"I don’t think it was worse in Oregon compared to what I’d had before," she told insidethegames. "I think, given my experience, I was able to bat off what happened in Oregon, and the fact that some of my team-mates, especially Katie Nageotte, stood up and really fought back definitely made me feel a lot better.

"But I definitely feel like the abuse I received as an 18, 19, 20-year-old was a lot worse.

"I just didn’t know how to deal with it, it really affected me, it was a lot more personal, whereas this one just felt like they’d lashed out at something I’d done in terms of a competition and it didn’t feel like it was attacking me and my personal values.

"But that’s not to say it wasn’t uncalled for - it absolutely wasn’t called for. Just because you couldn’t see the physical injuries that I had didn’t mean I wasn’t hurt.

"In terms of the strategies, I would say that I have just learned as I have got older to block people as soon as they give a negative comment.

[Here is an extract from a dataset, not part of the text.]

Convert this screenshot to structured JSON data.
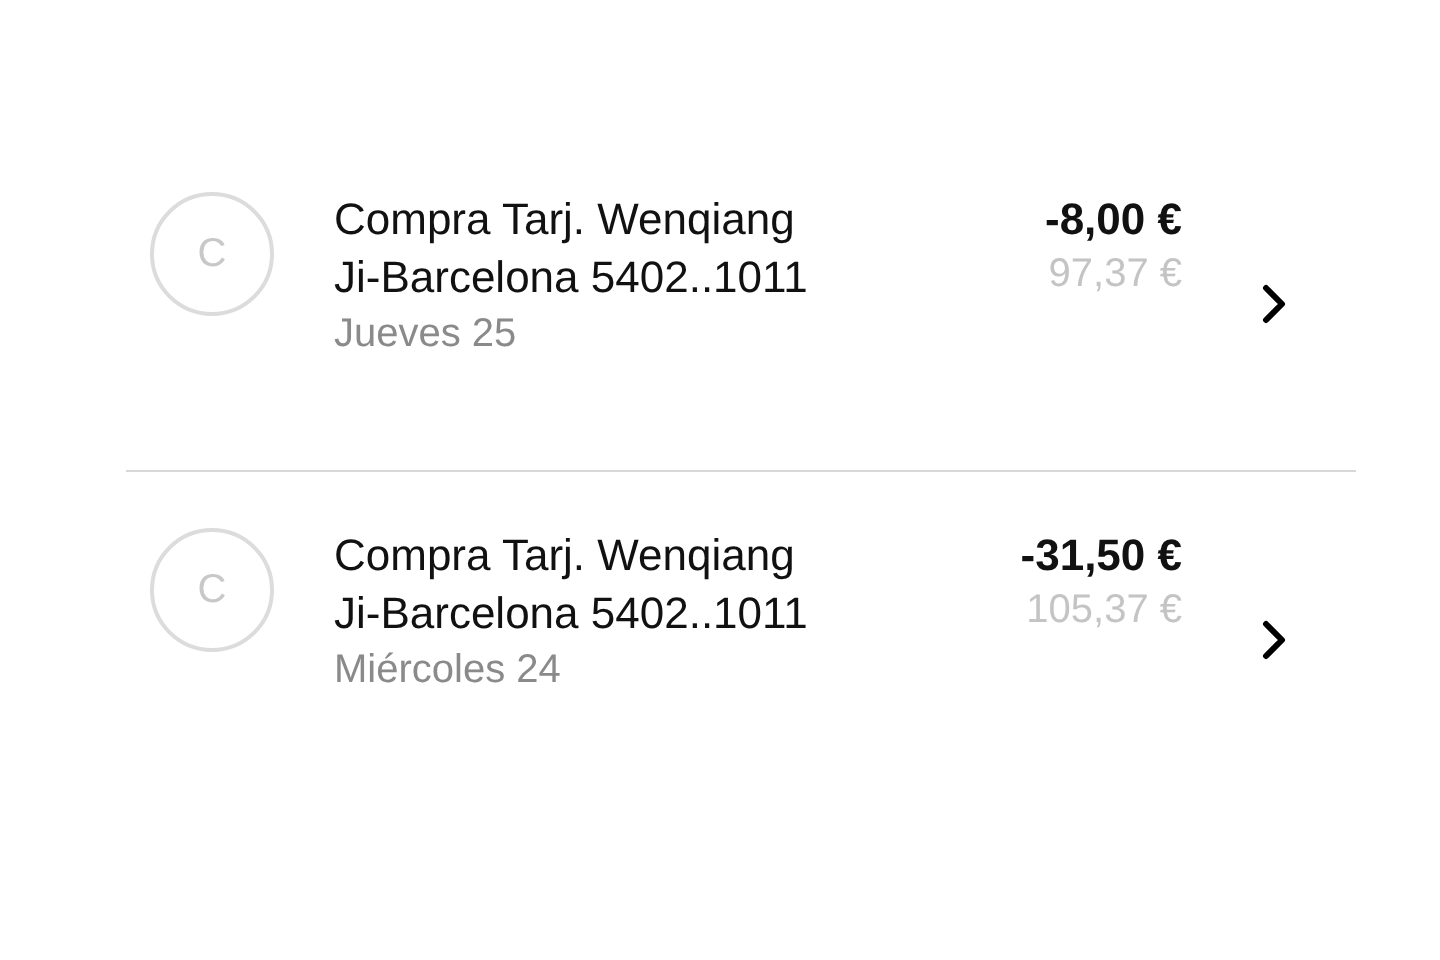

"I think a lot of the time I would go back on social media and check through them and almost that felt like advice, it was like these people who were following me were giving me advice.

"That they must be right, they must mean something. Whereas actually I have been able to distinguish between those people who are being really nice and giving me positive comments, versus those I can compartmentalise, those that are just giving their opinion where it’s not really warranted or needed.

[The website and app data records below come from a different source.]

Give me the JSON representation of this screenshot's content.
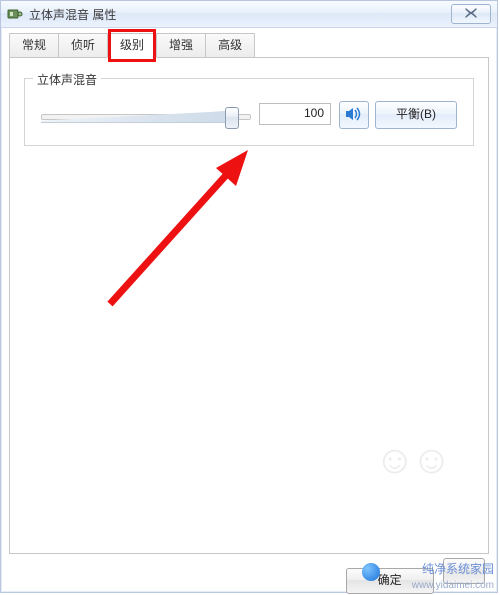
{
  "window": {
    "title": "立体声混音 属性"
  },
  "tabs": [
    {
      "id": "general",
      "label": "常规"
    },
    {
      "id": "listen",
      "label": "侦听"
    },
    {
      "id": "levels",
      "label": "级别"
    },
    {
      "id": "enhance",
      "label": "增强"
    },
    {
      "id": "advanced",
      "label": "高级"
    }
  ],
  "active_tab": "levels",
  "group": {
    "title": "立体声混音",
    "value": "100",
    "balance_label": "平衡(B)"
  },
  "buttons": {
    "ok": "确定"
  },
  "watermark": {
    "line1": "纯净系统家园",
    "line2": "www.yidaimei.com"
  },
  "icons": {
    "app": "sound-device-icon",
    "close": "close-icon",
    "speaker": "speaker-icon"
  }
}
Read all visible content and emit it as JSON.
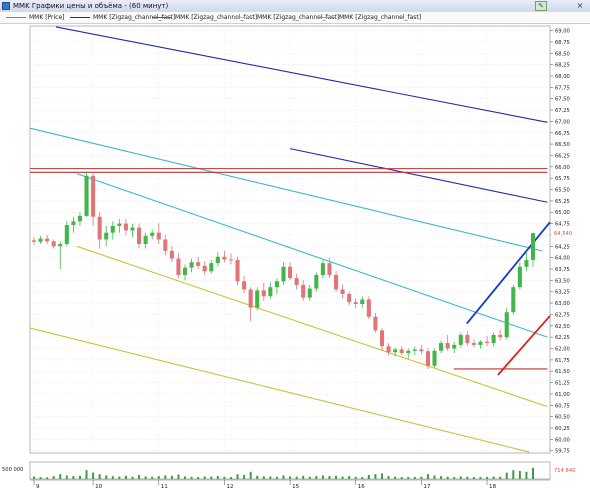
{
  "window": {
    "title": "MMK Графики цены и объёма - (60 минут)",
    "close_glyph": "×"
  },
  "legend": [
    {
      "label": "MMK [Price]",
      "color": "#7f7f7f"
    },
    {
      "label": "MMK [Zigzag_channel_fast]",
      "color": "#1f2aa8"
    },
    {
      "label": "MMK [Zigzag_channel_fast]",
      "color": "#b73737"
    },
    {
      "label": "MMK [Zigzag_channel_fast]",
      "color": "#c9c23a"
    },
    {
      "label": "MMK [Zigzag_channel_fast]",
      "color": "#3ab8c9"
    }
  ],
  "colors": {
    "up_candle": "#43b64a",
    "down_candle": "#e07478",
    "blue_line": "#1f2aa8",
    "blue_trend": "#1339c8",
    "teal_line": "#3ab8c9",
    "yellow_line": "#c9c23a",
    "red_line": "#b73737",
    "red_trend": "#e02121",
    "volume": "#3f9a45",
    "price_badge": "#e84a4a",
    "grid": "#d9d9d9"
  },
  "chart_data": {
    "type": "candlestick",
    "title": "MMK Графики цены и объёма - (60 минут)",
    "x_tick_labels": [
      "9",
      "10",
      "11",
      "12",
      "15",
      "16",
      "17",
      "18"
    ],
    "ylim": [
      59.7,
      69.1
    ],
    "y_tick_labels": [
      "69,00",
      "68,75",
      "68,50",
      "68,25",
      "68,00",
      "67,75",
      "67,50",
      "67,25",
      "67,00",
      "66,75",
      "66,50",
      "66,25",
      "66,00",
      "65,75",
      "65,50",
      "65,25",
      "65,00",
      "64,75",
      "64,50",
      "64,25",
      "64,00",
      "63,75",
      "63,50",
      "63,25",
      "63,00",
      "62,75",
      "62,50",
      "62,25",
      "62,00",
      "61,75",
      "61,50",
      "61,25",
      "61,00",
      "60,75",
      "60,50",
      "60,25",
      "60,00",
      "59,75"
    ],
    "last_price_label": "64,540",
    "candles": {
      "day_label_at_index": [
        0,
        9,
        19,
        29,
        39,
        49,
        59,
        69
      ],
      "ohlc": [
        [
          64.38,
          64.45,
          64.28,
          64.35
        ],
        [
          64.35,
          64.48,
          64.3,
          64.42
        ],
        [
          64.42,
          64.5,
          64.3,
          64.36
        ],
        [
          64.36,
          64.4,
          64.2,
          64.25
        ],
        [
          64.25,
          64.35,
          63.75,
          64.3
        ],
        [
          64.3,
          64.8,
          64.25,
          64.72
        ],
        [
          64.72,
          64.9,
          64.55,
          64.8
        ],
        [
          64.8,
          65.0,
          64.7,
          64.92
        ],
        [
          64.92,
          65.9,
          64.9,
          65.8
        ],
        [
          65.8,
          65.85,
          64.7,
          64.9
        ],
        [
          64.9,
          65.0,
          64.2,
          64.4
        ],
        [
          64.4,
          64.7,
          64.25,
          64.55
        ],
        [
          64.55,
          64.8,
          64.4,
          64.7
        ],
        [
          64.7,
          64.85,
          64.55,
          64.75
        ],
        [
          64.75,
          64.85,
          64.5,
          64.6
        ],
        [
          64.6,
          64.75,
          64.45,
          64.66
        ],
        [
          64.66,
          64.75,
          64.2,
          64.3
        ],
        [
          64.3,
          64.55,
          64.2,
          64.48
        ],
        [
          64.48,
          64.62,
          64.4,
          64.55
        ],
        [
          64.55,
          64.75,
          64.3,
          64.4
        ],
        [
          64.4,
          64.5,
          64.05,
          64.15
        ],
        [
          64.15,
          64.25,
          63.9,
          63.98
        ],
        [
          63.98,
          64.1,
          63.55,
          63.62
        ],
        [
          63.62,
          63.85,
          63.5,
          63.78
        ],
        [
          63.78,
          63.98,
          63.68,
          63.9
        ],
        [
          63.9,
          64.02,
          63.75,
          63.82
        ],
        [
          63.82,
          63.92,
          63.62,
          63.7
        ],
        [
          63.7,
          63.95,
          63.65,
          63.88
        ],
        [
          63.88,
          64.12,
          63.8,
          64.02
        ],
        [
          64.02,
          64.15,
          63.9,
          63.96
        ],
        [
          63.96,
          64.1,
          63.85,
          63.95
        ],
        [
          63.95,
          64.02,
          63.4,
          63.48
        ],
        [
          63.48,
          63.6,
          63.22,
          63.3
        ],
        [
          63.3,
          63.35,
          62.6,
          62.9
        ],
        [
          62.9,
          63.35,
          62.85,
          63.28
        ],
        [
          63.28,
          63.45,
          63.05,
          63.15
        ],
        [
          63.15,
          63.45,
          63.1,
          63.35
        ],
        [
          63.35,
          63.55,
          63.2,
          63.48
        ],
        [
          63.48,
          63.9,
          63.4,
          63.8
        ],
        [
          63.8,
          63.9,
          63.5,
          63.55
        ],
        [
          63.55,
          63.65,
          63.3,
          63.4
        ],
        [
          63.4,
          63.5,
          63.05,
          63.12
        ],
        [
          63.12,
          63.4,
          63.05,
          63.32
        ],
        [
          63.32,
          63.68,
          63.25,
          63.62
        ],
        [
          63.62,
          63.95,
          63.55,
          63.88
        ],
        [
          63.88,
          64.0,
          63.55,
          63.62
        ],
        [
          63.62,
          63.7,
          63.25,
          63.3
        ],
        [
          63.3,
          63.4,
          63.1,
          63.2
        ],
        [
          63.2,
          63.25,
          62.95,
          63.02
        ],
        [
          63.02,
          63.1,
          62.88,
          62.98
        ],
        [
          62.98,
          63.15,
          62.9,
          63.08
        ],
        [
          63.08,
          63.15,
          62.65,
          62.7
        ],
        [
          62.7,
          62.78,
          62.35,
          62.4
        ],
        [
          62.4,
          62.45,
          61.95,
          62.05
        ],
        [
          62.05,
          62.12,
          61.85,
          61.92
        ],
        [
          61.92,
          62.02,
          61.82,
          61.98
        ],
        [
          61.98,
          62.05,
          61.85,
          61.9
        ],
        [
          61.9,
          62.0,
          61.78,
          61.95
        ],
        [
          61.95,
          62.05,
          61.85,
          61.98
        ],
        [
          61.98,
          62.08,
          61.88,
          61.94
        ],
        [
          61.94,
          62.0,
          61.55,
          61.62
        ],
        [
          61.62,
          62.0,
          61.58,
          61.95
        ],
        [
          61.95,
          62.18,
          61.9,
          62.12
        ],
        [
          62.12,
          62.3,
          61.95,
          62.0
        ],
        [
          62.0,
          62.15,
          61.9,
          62.08
        ],
        [
          62.08,
          62.35,
          62.02,
          62.3
        ],
        [
          62.3,
          62.38,
          62.05,
          62.12
        ],
        [
          62.12,
          62.2,
          62.02,
          62.08
        ],
        [
          62.08,
          62.18,
          62.0,
          62.15
        ],
        [
          62.15,
          62.28,
          62.05,
          62.12
        ],
        [
          62.12,
          62.35,
          62.05,
          62.3
        ],
        [
          62.3,
          62.42,
          62.18,
          62.25
        ],
        [
          62.25,
          62.9,
          62.2,
          62.8
        ],
        [
          62.8,
          63.4,
          62.75,
          63.35
        ],
        [
          63.35,
          63.9,
          63.3,
          63.8
        ],
        [
          63.8,
          64.15,
          63.7,
          63.95
        ],
        [
          63.95,
          64.55,
          63.8,
          64.54
        ]
      ],
      "volume": [
        0.15,
        0.12,
        0.1,
        0.18,
        0.3,
        0.22,
        0.18,
        0.2,
        0.55,
        0.4,
        0.3,
        0.22,
        0.18,
        0.15,
        0.2,
        0.14,
        0.25,
        0.16,
        0.14,
        0.18,
        0.22,
        0.2,
        0.28,
        0.16,
        0.14,
        0.12,
        0.16,
        0.15,
        0.18,
        0.14,
        0.12,
        0.3,
        0.25,
        0.45,
        0.2,
        0.16,
        0.15,
        0.14,
        0.22,
        0.16,
        0.15,
        0.2,
        0.14,
        0.18,
        0.22,
        0.18,
        0.2,
        0.15,
        0.18,
        0.14,
        0.12,
        0.25,
        0.3,
        0.35,
        0.18,
        0.14,
        0.12,
        0.13,
        0.12,
        0.14,
        0.3,
        0.22,
        0.18,
        0.14,
        0.12,
        0.16,
        0.14,
        0.12,
        0.12,
        0.13,
        0.15,
        0.14,
        0.4,
        0.55,
        0.5,
        0.45,
        0.7
      ],
      "volume_tick_label": "500 000",
      "volume_last_label": "714 840"
    },
    "lines": [
      {
        "color": "#1f2aa8",
        "x0": 0.05,
        "y0": 69.08,
        "x1": 0.995,
        "y1": 66.98
      },
      {
        "color": "#1f2aa8",
        "x0": 0.5,
        "y0": 66.4,
        "x1": 0.995,
        "y1": 65.22
      },
      {
        "color": "#3ab8c9",
        "x0": 0.0,
        "y0": 66.85,
        "x1": 0.985,
        "y1": 64.15
      },
      {
        "color": "#3ab8c9",
        "x0": 0.09,
        "y0": 65.85,
        "x1": 0.995,
        "y1": 62.25
      },
      {
        "color": "#c9c23a",
        "x0": 0.09,
        "y0": 64.25,
        "x1": 0.995,
        "y1": 60.72
      },
      {
        "color": "#c9c23a",
        "x0": 0.0,
        "y0": 62.45,
        "x1": 0.96,
        "y1": 59.72
      },
      {
        "color": "#b73737",
        "x0": 0.0,
        "y0": 65.96,
        "x1": 0.995,
        "y1": 65.96
      },
      {
        "color": "#b73737",
        "x0": 0.0,
        "y0": 65.88,
        "x1": 0.995,
        "y1": 65.88
      },
      {
        "color": "#b73737",
        "x0": 0.815,
        "y0": 61.55,
        "x1": 0.995,
        "y1": 61.55
      },
      {
        "color": "#1339c8",
        "x0": 0.84,
        "y0": 62.55,
        "x1": 1.0,
        "y1": 64.78
      },
      {
        "color": "#e02121",
        "x0": 0.9,
        "y0": 61.42,
        "x1": 1.0,
        "y1": 62.72
      }
    ]
  }
}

"It’s not to say it doesn’t still affect me, because when I read a negative comment there is a part of me inside that’s like ‘that’s harmful to me.’ But I’m able to block it and just move on because I can rationalise that they probably wouldn’t say that to me if they met me in person, so they probably don’t mean what they are saying.

"I’ve had good support on this. I’ve been seeing a psychologist now for the last 10 years for multiple different things. She’s helped me to rationalise such comments.

"I also have multiple social media detoxes throughout the year, to really come away from all that.

"The report showed that the abuse was way more seen on Twitter, which I absolutely agree with. I very rarely have negative comments on Instagram.

"But on Twitter I tend to have negative comments made when I have a failure or when I don’t do so well or on body image, anything like that. People just make comments.

"So I think for me having a social media detox, especially from Twitter to get away from all that, is really, really important - something that I’ve found really useful."